Search through the entries for the word "JSON" and copy every line that has it.

*Given data*:
* * *
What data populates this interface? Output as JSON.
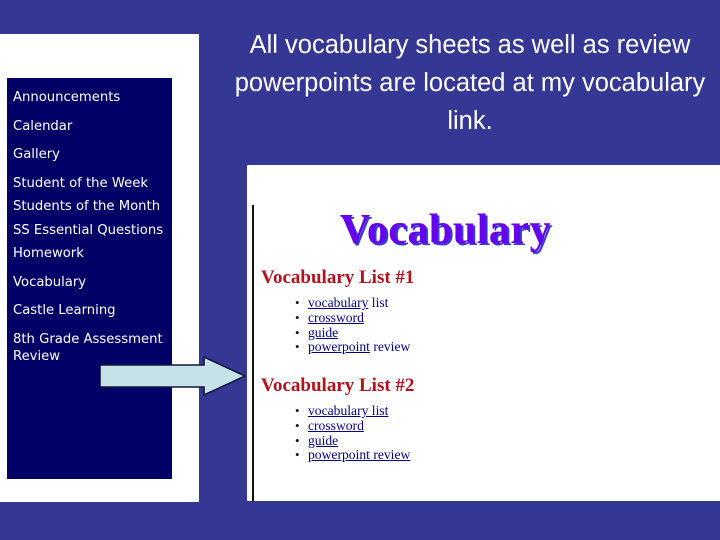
{
  "slide": {
    "background_color": "#353795",
    "caption": "All vocabulary sheets as well as review powerpoints are located at my vocabulary link."
  },
  "left_panel": {
    "background_color": "#ffffff",
    "nav_background_color": "#000066",
    "nav_text_color": "#ffffff",
    "items": [
      {
        "label": "Announcements"
      },
      {
        "label": "Calendar"
      },
      {
        "label": "Gallery"
      },
      {
        "label": "Student of the Week"
      },
      {
        "label": "Students of the Month"
      },
      {
        "label": "SS Essential Questions"
      },
      {
        "label": "Homework"
      },
      {
        "label": "Vocabulary"
      },
      {
        "label": "Castle Learning"
      },
      {
        "label": "8th Grade Assessment Review"
      }
    ]
  },
  "arrow": {
    "name": "pointer-arrow",
    "fill_color": "#c6e2e9",
    "stroke_color": "#15153f",
    "points_to": "Vocabulary"
  },
  "right_panel": {
    "background_color": "#ffffff",
    "page_title": "Vocabulary",
    "page_title_color": "#6600ee",
    "page_title_shadow_color": "#3a3acc",
    "heading_color": "#b5111c",
    "link_color": "#00008b",
    "sections": [
      {
        "heading": "Vocabulary List #1",
        "links": [
          {
            "link_text": "vocabulary",
            "plain_text": " list"
          },
          {
            "link_text": "crossword",
            "plain_text": ""
          },
          {
            "link_text": "guide",
            "plain_text": ""
          },
          {
            "link_text": "powerpoint",
            "plain_text": " review"
          }
        ]
      },
      {
        "heading": "Vocabulary List #2",
        "links": [
          {
            "link_text": "vocabulary list",
            "plain_text": ""
          },
          {
            "link_text": "crossword",
            "plain_text": ""
          },
          {
            "link_text": "guide",
            "plain_text": ""
          },
          {
            "link_text": "powerpoint review",
            "plain_text": ""
          }
        ]
      }
    ]
  }
}
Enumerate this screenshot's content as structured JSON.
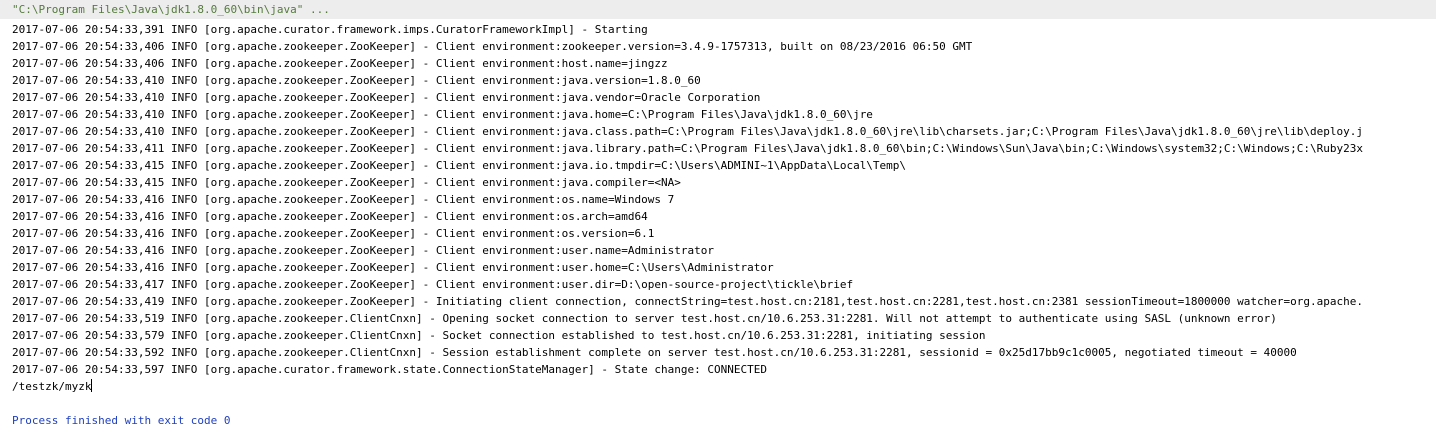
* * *
*Reply to the task*:
What data populates this interface? Output as JSON.
Enumerate this screenshot's content as structured JSON.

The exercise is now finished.